Sunday, April 20, 2014

Creating a Student-Centered Classroom

The student-centered classroom was the focus of a recent middle school Twitter chat. There are many interpretations of what a student-centered classroom should look like, but it generally means that the students do more work than the teacher.  The thought of moving towards a student-centered classroom is scary to many teachers.  It means handing over the role of chief instructor and some classroom control to, well in my case, twelve and thirteen year old students.  For those of you considering moving towards a student-centered classroom, I recommend starting off with some of the following activities.

Question Stations
Before or after reading a story or introducing a concept, create a series of open-ended questions.  Write each question on a piece of chart paper and post the papers around your room.  Pair off or group students and assign each student a question and a different color marker.  After giving each pair/group ample time to discuss and answer the question, tell the class to rotate to the next question.  After all pairs/groups rotate, repeat the rotation by having the students review the answers to the questions and notate what they think the best answer is with a symbol.  This should lead a to fruitful class discussion lead by either you or a student (students can take turns leading the discussion around a particular question).

Cross the Line
Place a piece of tape (or other point of demarcation) down the center of your classroom.  Ask questions related to your content (example: Do you think that the wolf in Little Red Riding Hood was strategic or evil?) and ask students to choose a side as well as be prepared to defend their answer. Allow students to change sides if a classmate provides a piece of information that makes them reconsider their original answer.  If you want the students to take total control of this activity, allow them to write their own questions and volunteer to serve as facilitator. Like Question Stations, Cross the Line has the added benefit of getting the students out of their seats and can be used as either a pre or post teaching activity.

Student Facilitated Warm-Ups
My students complete a daily grammar and vocabulary warm-up.  While the expectation is that the students complete this activity quietly upon entering the room, my third period class (with 33 students) is a particularly chatty group and showed early signs of having difficulty following this expectation to my standards.  Rather than tear my hair out, I decided to allow the students to take ownership of this portion of the class.  A rotating pair of student facilitators is in charge of completing the warm-up, checking it with me, and then reviewing it with their classmates who must also quietly complete it and be ready to be called on by the student facilitators.  Since all students take turns facilitating, they know what it's like to be in front of the room with the fear that no one will be ready to participate, so they take the warm-up seriously.  The added bonus is that the class is quiet by the time I am ready to begin explicit instruction.

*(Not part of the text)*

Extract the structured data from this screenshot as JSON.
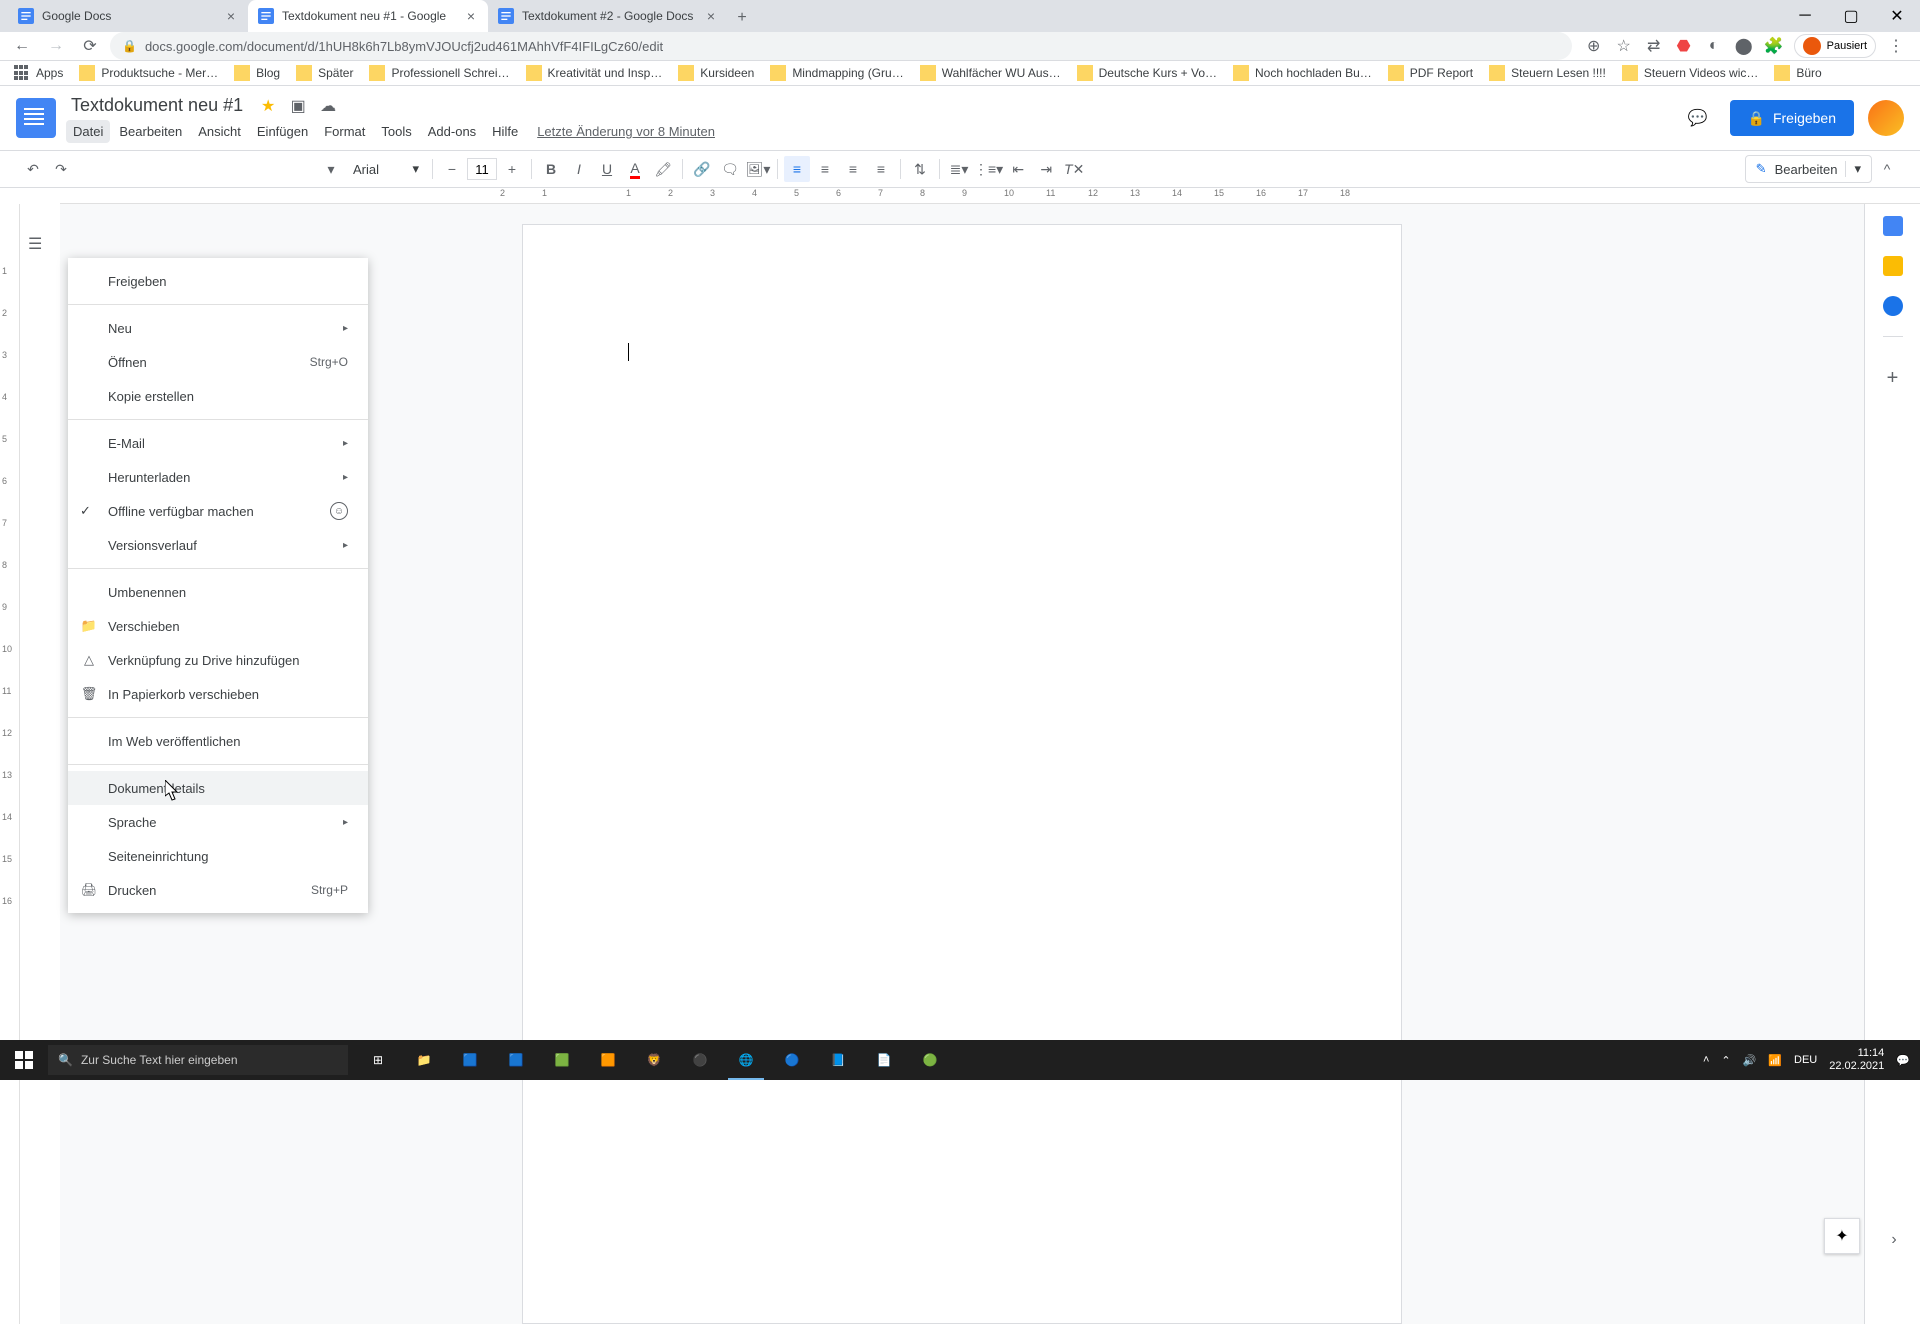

Do You Have Anything to Add?
OK, so this one was created in my classroom a few years ago during a formal observation.  I had assigned my students to complete a project on their iPad using a specific app and the plan was for the students to comply and complete the assignment while exhibiting outstanding student behavior and knowledge of the topic that was previously taught.  Since he had the audience of the vice-principal, one student decided to raise his hand and ask if he could use a different app.  When I responded that I was unfamiliar with the app, he offered to hook his iPad up to the LCD projector and show me and the rest of the class how to use it.  It was a hit and since then, I've allowed students to add to the list of approved apps, programs, and websites as long as they are willing to show me and their classmates how to use them.

No comments:

Post a Comment